There’s little less exciting in the motoring world than the car your mayor and local beauty pageant contestant wave and throw candy from at 3 miles per hour.
I’m not saying these vehicles are unnecessary. They’re perfect for their purpose. The police chief and her husband shouldn’t necessarily exude high class — it’s not the right image for a public servant to cruise around in a Rolls-Royce drophead coupe any more than it is for the Pope to ride in a bulletproofed Mercedes aquarium on a gold-trimmed white leather seat — but rather attainable success. A bit of patriotism is a nice added touch.
This is why, if you wanted something a little bit more interesting than a LeBaron for parade duty in 1995, the obvious choice was a pony car.
For the purposes of this piece, the Mustang and Camero Camaro are interchangeable. That’s partly because we’re only looking at the especially terrible V6 models and we’re not pretending like these things will actually see some sort of competition use. Unless competitive parading is a thing.
Which it kind of is. But it’s not for cars.
The Mustang’s was an especially pathetic later-to-be-sold-as-an-industrial-engine V6 shared with the Taurus, displacing 3.8 liters but producing a paltry 145 horsepower. It may have been a workhorse, but it was unsporting even with its lighter aluminum heads.
The Camaro had a more efficient 3.4-liter V6 making 160 horsepower, but who are you going to brag to? Nobody cares.
Sure, they had V8 convertibles, but droptop chassis aren’t known for their rigidity. You don’t need your burnout transmitted to the ground by a wet noodle.
Speaking of Noodles
These weren’t ground-up redesigns that might benefit from better chassis technology either. The Camaro’s F-body platform last got a clean sheet for 1983, and the SN-95Mustang is marginally older. It’s a refresh of the Fox body, which dates back to the late ‘70s.
That’s not to say that you can’t have fun in a lame classic. Some of my favorite memories were made in a bendy ‘90s convertible. But that was in spite of its faults, not because of them.
Introducing: The Lamestain Index
Something I meant to initiate in my last installment was a zero-to-10 scale that would make it easy to compare just how lame these cars are.

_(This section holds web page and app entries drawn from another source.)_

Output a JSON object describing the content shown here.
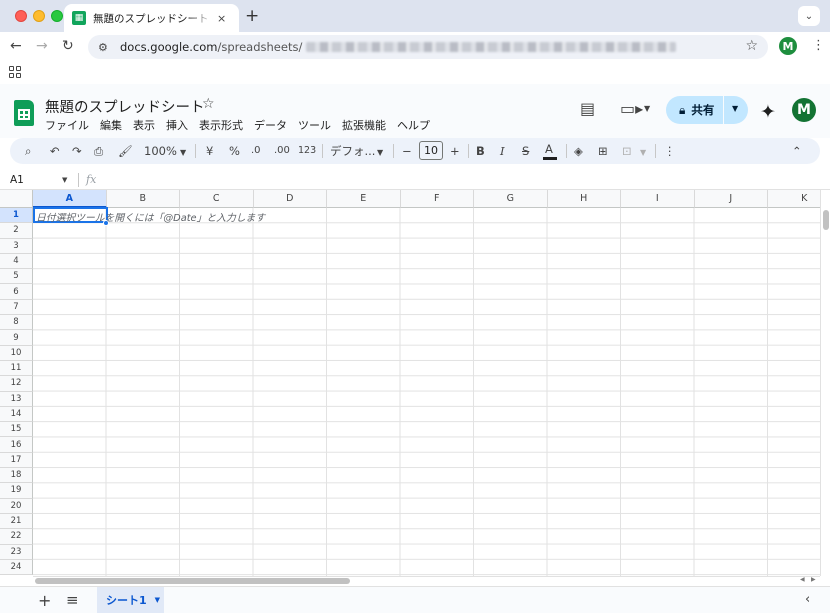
{
  "browser": {
    "tab_title": "無題のスプレッドシート - Google スプレッドシート",
    "tab_close": "×",
    "new_tab": "+",
    "url_domain": "docs.google.com",
    "url_path": "/spreadsheets/",
    "profile_initial": "M"
  },
  "sheets": {
    "doc_title": "無題のスプレッドシート",
    "menu": [
      "ファイル",
      "編集",
      "表示",
      "挿入",
      "表示形式",
      "データ",
      "ツール",
      "拡張機能",
      "ヘルプ"
    ],
    "share_label": "共有",
    "avatar_initial": "M"
  },
  "toolbar": {
    "zoom": "100%",
    "currency": "¥",
    "percent": "%",
    "decrease_decimal": ".0",
    "increase_decimal": ".00",
    "more_formats": "123",
    "font": "デフォ...",
    "font_size": "10",
    "bold": "B",
    "italic": "I",
    "strike": "S",
    "text_color": "A"
  },
  "formula_bar": {
    "name_box": "A1",
    "fx": "fx"
  },
  "grid": {
    "columns": [
      "A",
      "B",
      "C",
      "D",
      "E",
      "F",
      "G",
      "H",
      "I",
      "J",
      "K"
    ],
    "rows": [
      "1",
      "2",
      "3",
      "4",
      "5",
      "6",
      "7",
      "8",
      "9",
      "10",
      "11",
      "12",
      "13",
      "14",
      "15",
      "16",
      "17",
      "18",
      "19",
      "20",
      "21",
      "22",
      "23",
      "24"
    ],
    "selected_column": "A",
    "selected_row": "1",
    "hint_text": "日付選択ツールを開くには「@Date」と入力します"
  },
  "sheet_tabs": {
    "add": "+",
    "active_tab": "シート1"
  },
  "colors": {
    "sheets_green": "#0f9d58",
    "selection_blue": "#1a73e8",
    "share_bg": "#c2e7ff",
    "toolbar_bg": "#edf2fa"
  }
}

It might seem counterintuitive, but a higher score indicates a bigger stain and therefore a lamer car.
Does lameness make it more desirable? Less? That’s for you to decide.
Expect to see this in future installments, and I encourage you to look back at previous ones to see where your favorites stand. The criteria are made up and it’s completely subjective. I made up the metric, and therefore I’m the only person so far who’s been properly trained to issue it.
You might disagree, but you’d be wrong.
V6 convertible pony cars from 1995 get a 6 on the Lamestain Index.
So get yourself a clapped-out Mustang or Camaro that’s been leaking for a decade from its duct-taped top. If you want to get frisky, find a Pontiac Firebird Trans Am, because those exist too. With any luck, the marijuana seeds that fell between the seats will have benefitted from said roof leak and are sprouting from the thin carpeting.
They should be ready to harvest in a few months, which will not only help pay for the repairs to the power top motor but also your antique vehicle tag. Make sure to get a custom plate that reads PARADER, just for that extra bit of zazz.
If you succeed in cornering the car-grown pot market, you could maybe even afford upgrading to white leather upholstery with gold trim. But don’t bother bulletproofing the glass, because the canvas is the obvious weak point. And your shame.
The shame might just kill you.
I hope you’ve been practicing your parade wave by changing light bulbs, washing windows, and doing whatever long-long short-short-short twirl is. It’s guaranteed to make you lamer still.